## Data to process
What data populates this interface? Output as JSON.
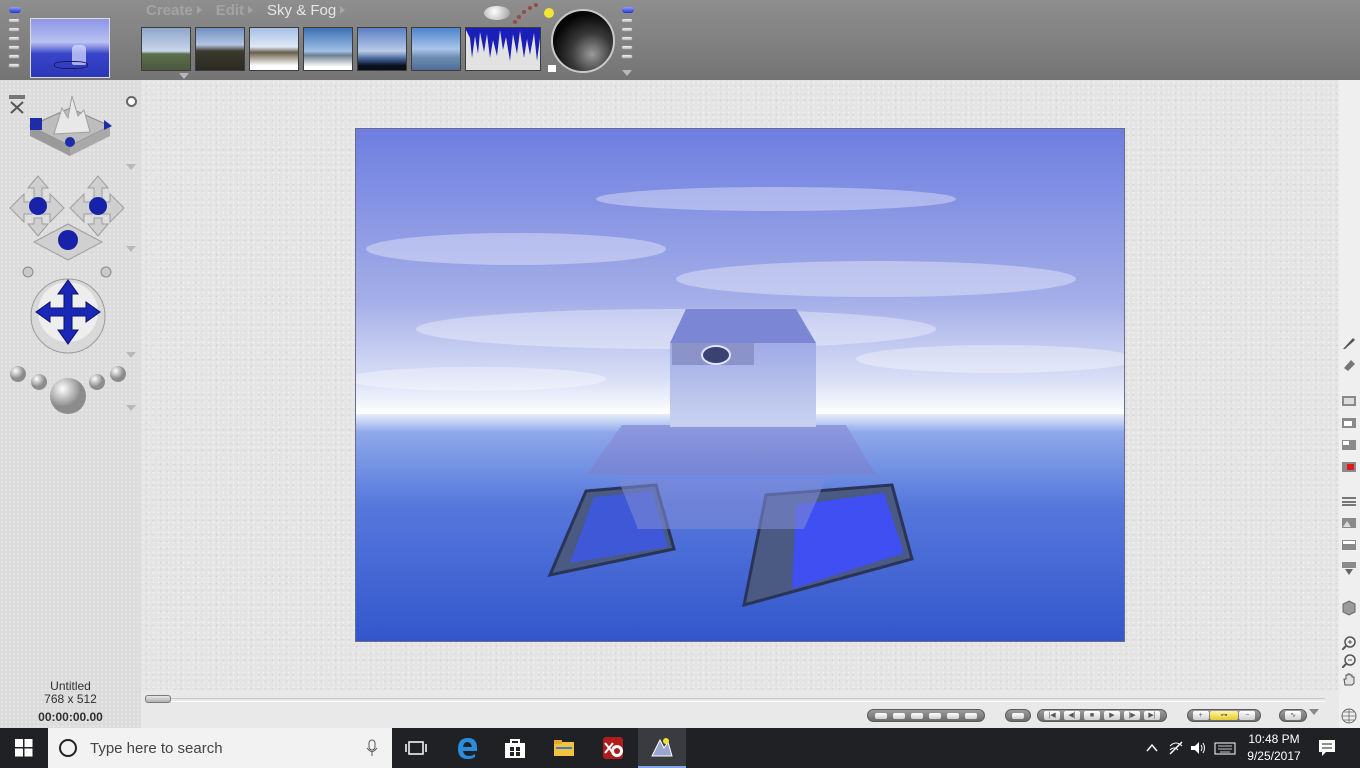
{
  "menu": [
    {
      "label": "Create",
      "active": false
    },
    {
      "label": "Edit",
      "active": false
    },
    {
      "label": "Sky & Fog",
      "active": true
    }
  ],
  "presets": [
    {
      "name": "preset-1",
      "sky": "#8fa6c8",
      "ground": "#5d6e4c"
    },
    {
      "name": "preset-2",
      "sky": "#6f8fc0",
      "ground": "#3d3a2e"
    },
    {
      "name": "preset-3",
      "sky": "#a6c0e8",
      "ground": "#6a5f4c"
    },
    {
      "name": "preset-4",
      "sky": "#3f6fb4",
      "ground": "#cfd8e6"
    },
    {
      "name": "preset-5",
      "sky": "#5b7fc4",
      "ground": "#1e2f4e"
    },
    {
      "name": "preset-6",
      "sky": "#4e83cc",
      "ground": "#6c8cb0"
    }
  ],
  "document": {
    "name": "Untitled",
    "size": "768 x 512",
    "time": "00:00:00.00"
  },
  "taskbar": {
    "search_placeholder": "Type here to search",
    "time": "10:48 PM",
    "date": "9/25/2017"
  },
  "colors": {
    "accent_blue": "#1f2fc0",
    "sky_top": "#6c7de0",
    "horizon": "#ffffff",
    "sea": "#3c5bd0",
    "sun": "#f3e533"
  }
}
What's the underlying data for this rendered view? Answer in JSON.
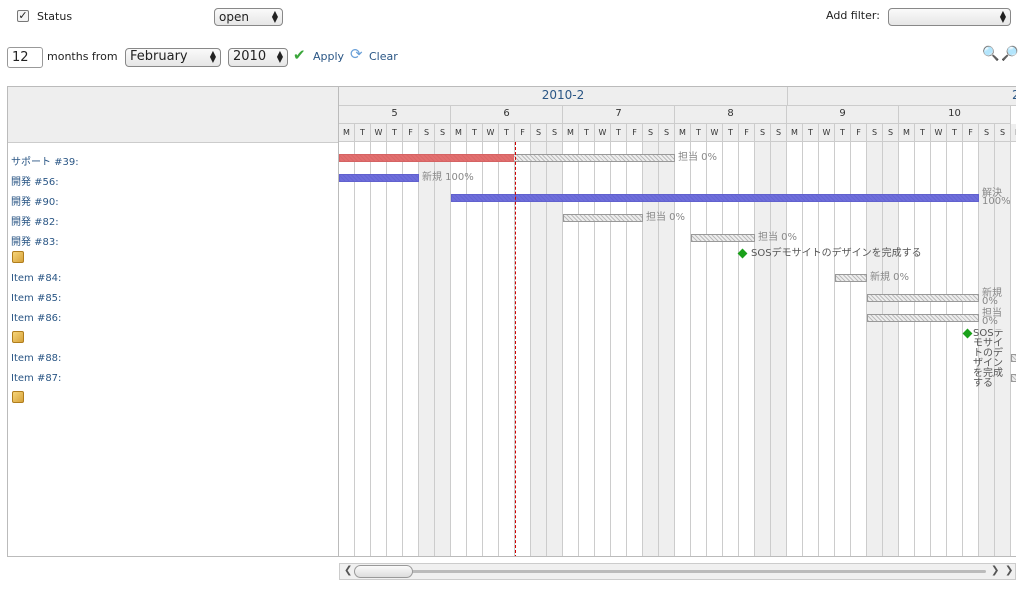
{
  "filter": {
    "status_label": "Status",
    "status_value": "open",
    "add_filter_label": "Add filter:",
    "add_filter_value": ""
  },
  "range": {
    "months_value": "12",
    "months_from_label": "months from",
    "month_value": "February",
    "year_value": "2010",
    "apply_label": "Apply",
    "clear_label": "Clear"
  },
  "gantt": {
    "month_header": "2010-2",
    "next_month_partial": "2",
    "weeks": [
      "5",
      "6",
      "7",
      "8",
      "9",
      "10"
    ],
    "day_letters": [
      "M",
      "T",
      "W",
      "T",
      "F",
      "S",
      "S"
    ],
    "rows": [
      {
        "subject": "サポート #39:",
        "type": "issue"
      },
      {
        "subject": "開発 #56:",
        "type": "issue"
      },
      {
        "subject": "開発 #90:",
        "type": "issue"
      },
      {
        "subject": "開発 #82:",
        "type": "issue"
      },
      {
        "subject": "開発 #83:",
        "type": "issue"
      },
      {
        "subject": "",
        "type": "version"
      },
      {
        "subject": "Item #84:",
        "type": "issue"
      },
      {
        "subject": "Item #85:",
        "type": "issue"
      },
      {
        "subject": "Item #86:",
        "type": "issue"
      },
      {
        "subject": "",
        "type": "version"
      },
      {
        "subject": "Item #88:",
        "type": "issue"
      },
      {
        "subject": "Item #87:",
        "type": "issue"
      },
      {
        "subject": "",
        "type": "version"
      }
    ],
    "bar_labels": {
      "r39": "担当 0%",
      "r56": "新規 100%",
      "r90a": "解決",
      "r90b": "100%",
      "r82": "担当 0%",
      "r83": "担当 0%",
      "milestone1": "SOSデモサイトのデザインを完成する",
      "r84": "新規 0%",
      "r85a": "新規",
      "r85b": "0%",
      "r86a": "担当",
      "r86b": "0%",
      "milestone2": "SOSデモサイトのデザインを完成する"
    },
    "colors": {
      "late": "#e05a5a",
      "done": "#5858d8",
      "today_line": "#d00000"
    }
  }
}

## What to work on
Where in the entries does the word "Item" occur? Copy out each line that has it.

## Solution to the exercise
        "subject": "Item #84:",
        "subject": "Item #85:",
        "subject": "Item #86:",
        "subject": "Item #88:",
        "subject": "Item #87:",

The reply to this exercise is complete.